Yesterday, the North York Centre unveiled a massive art installation honouring and commemorating the victims of the deadly van attack. The display, initiated by quilter Berene Campbell and supported by North York Arts and North York Centre, features a series of brightly coloured banners, "stitched with messages of hope, peace and love."
The art installation has been named the Toronto Love Project and will be on display in the centre until September 8th. The centre is just steps away from the scene of the van attack, where a sprawling makeshift memorial for the victims still stands.
The mesmerizing colourful banners hang just below the glass skylight, allowing the sun to shine directly into the building. The installation intends to "counter the hate and sadness of the attack."
The banners were created by a community of quilters from around the world. The creators of the project said that they received "71 banners, most of them are from Canada (Vancouver to New Brunswick), with some sent from the USA and Australia."

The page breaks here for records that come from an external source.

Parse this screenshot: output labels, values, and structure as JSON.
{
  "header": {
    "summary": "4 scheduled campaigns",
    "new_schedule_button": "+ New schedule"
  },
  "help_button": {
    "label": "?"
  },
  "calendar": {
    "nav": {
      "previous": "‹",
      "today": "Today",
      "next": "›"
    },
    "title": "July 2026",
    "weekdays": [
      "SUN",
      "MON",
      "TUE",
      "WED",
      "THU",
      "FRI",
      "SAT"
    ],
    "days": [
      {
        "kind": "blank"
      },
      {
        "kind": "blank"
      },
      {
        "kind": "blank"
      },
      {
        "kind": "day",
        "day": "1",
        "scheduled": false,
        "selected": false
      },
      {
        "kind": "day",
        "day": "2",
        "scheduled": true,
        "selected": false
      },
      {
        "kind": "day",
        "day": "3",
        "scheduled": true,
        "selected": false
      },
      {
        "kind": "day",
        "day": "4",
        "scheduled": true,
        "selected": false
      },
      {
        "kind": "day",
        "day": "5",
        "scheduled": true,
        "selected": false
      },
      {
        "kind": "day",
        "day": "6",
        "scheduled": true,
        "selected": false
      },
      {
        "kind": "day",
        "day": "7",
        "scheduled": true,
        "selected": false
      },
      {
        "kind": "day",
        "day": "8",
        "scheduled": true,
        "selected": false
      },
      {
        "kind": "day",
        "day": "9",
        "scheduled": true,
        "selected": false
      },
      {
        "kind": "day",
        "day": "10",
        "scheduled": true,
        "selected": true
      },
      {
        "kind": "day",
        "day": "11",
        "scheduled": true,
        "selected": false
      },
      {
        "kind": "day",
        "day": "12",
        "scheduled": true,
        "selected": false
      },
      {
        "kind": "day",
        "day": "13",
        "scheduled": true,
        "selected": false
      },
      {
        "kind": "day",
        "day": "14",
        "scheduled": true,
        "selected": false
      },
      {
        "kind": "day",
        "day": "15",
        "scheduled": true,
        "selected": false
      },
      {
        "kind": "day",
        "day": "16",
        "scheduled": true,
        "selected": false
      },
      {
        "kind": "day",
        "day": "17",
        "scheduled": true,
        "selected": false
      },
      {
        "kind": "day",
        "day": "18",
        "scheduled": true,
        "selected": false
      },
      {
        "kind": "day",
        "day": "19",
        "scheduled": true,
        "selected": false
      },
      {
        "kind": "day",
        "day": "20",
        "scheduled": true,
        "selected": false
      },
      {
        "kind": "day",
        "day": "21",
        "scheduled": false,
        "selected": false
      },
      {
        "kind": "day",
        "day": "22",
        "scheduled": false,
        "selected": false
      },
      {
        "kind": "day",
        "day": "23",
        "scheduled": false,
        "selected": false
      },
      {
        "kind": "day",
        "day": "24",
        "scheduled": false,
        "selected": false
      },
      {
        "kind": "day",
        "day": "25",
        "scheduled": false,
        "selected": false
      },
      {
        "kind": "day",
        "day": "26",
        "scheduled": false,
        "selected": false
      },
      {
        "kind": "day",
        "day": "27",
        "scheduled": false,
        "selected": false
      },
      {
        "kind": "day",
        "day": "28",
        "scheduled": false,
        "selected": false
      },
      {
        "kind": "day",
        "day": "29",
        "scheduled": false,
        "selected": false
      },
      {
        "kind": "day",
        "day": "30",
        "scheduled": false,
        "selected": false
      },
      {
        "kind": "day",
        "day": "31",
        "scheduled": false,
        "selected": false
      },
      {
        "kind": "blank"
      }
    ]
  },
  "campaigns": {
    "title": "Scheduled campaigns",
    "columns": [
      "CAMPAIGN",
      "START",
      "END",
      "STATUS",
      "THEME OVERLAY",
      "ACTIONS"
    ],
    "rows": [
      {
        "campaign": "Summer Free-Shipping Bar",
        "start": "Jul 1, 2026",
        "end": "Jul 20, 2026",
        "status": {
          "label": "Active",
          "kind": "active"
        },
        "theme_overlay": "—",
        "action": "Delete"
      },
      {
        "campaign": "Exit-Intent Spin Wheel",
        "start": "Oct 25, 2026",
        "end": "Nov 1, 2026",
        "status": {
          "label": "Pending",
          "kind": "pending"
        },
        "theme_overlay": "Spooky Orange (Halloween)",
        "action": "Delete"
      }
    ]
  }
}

Two men and eight women lost their lives in the tragic attack. The city of Toronto managed to collectively raise over $1 million for the victims' families, with donations from major corporations, professional sports teams, and organizations from all over the country.
The Toronto Police Service has charged 25-year-old Alek Minassian with 10 counts of first-degree murder and 16 counts of attempted murder. He is scheduled to appear in court on September 14th.
To read more about the Toronto Love Project, click here.